Unique selections of books from our book buyer Paul Ingram. He compiles great lists of books on varying topics.
If you have any requests for recommendations, send Paul an email at email@example.com
April 25, 2016 - 6:44pm
Michelle Hoover reads tonight at 7 pm. If you can't be here, be sure to listen live.
Here's what Paul has to say about this fantastic book:
Michelle Hoover, who wowed Prairie Lights’ audience with her reading from her first novel, The Quickening, now has a second novel. It’s called Bottomland and, like her first book, deals with life in rural Iowa (Hoover is from Ames) in the early part of the 20th Century. This book is a bit more of a thriller than was The Quickening. It involves an escaped German prisoner of who may have kidnapped a farm child. As always, Hoover’s novel is well-researched, with characters who emerge from the circumstances of their lives. The reader is pulled in from the first page. If you love Willa Cather and the other great mid-western writers, you won’t want to miss this reading.
April 22, 2016 - 10:35am
To loosen with all ten fingers held wide and limber
And lift up a patch, dark-green, the kind for lining cemetery baskets,

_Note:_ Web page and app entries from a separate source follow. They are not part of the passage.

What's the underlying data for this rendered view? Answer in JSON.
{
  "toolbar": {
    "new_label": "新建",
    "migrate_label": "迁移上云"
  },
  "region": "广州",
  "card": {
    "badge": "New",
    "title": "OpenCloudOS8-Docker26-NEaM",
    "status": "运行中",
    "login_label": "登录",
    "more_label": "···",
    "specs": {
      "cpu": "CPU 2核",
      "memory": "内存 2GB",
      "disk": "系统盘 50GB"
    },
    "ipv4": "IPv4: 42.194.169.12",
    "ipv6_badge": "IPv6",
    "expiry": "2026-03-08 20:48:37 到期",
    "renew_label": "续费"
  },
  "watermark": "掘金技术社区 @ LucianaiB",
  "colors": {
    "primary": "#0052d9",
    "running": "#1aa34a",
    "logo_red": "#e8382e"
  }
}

Thick and cushiony, like an old fashioned dormat,
The crumbling small hollow sticks on the underside mixed with roots,
And wintergreen berries and leaves still stuck to the top,
That was moss-gathering.
But something always went out of me when I dug loose those carpets
Of green, or plunged to my elbows in the spongy yellowish moss of the marshes;
And afterwards I always felt mean, jogging back over the logging road,
As if I had broken the natural order of things in that swampland;
Disturbed some rhythm, old and of vast importance,
By pulling off flesh from the living planet;
As if I had committed, against the whole scheme of life, a desecration.
--Theodore Roethke from Selected Poems
April 21, 2016 - 3:15pm
"oh antic God"
BY LUCILLE CLIFTON
oh antic God
return to me
my mother in her thirties
leaned across the front porch
the huge pillow of her breasts
pressing against the rail
summoning me in for bed.
I am almost the dead woman’s age times two.
I can barely recall her song
the scent of her hands
though her wild hair scratches my dreams
at night. return to me, oh Lord of then
and now, my mother’s calling,
her young voice humming my name.
from Lucille Clifton's Mercy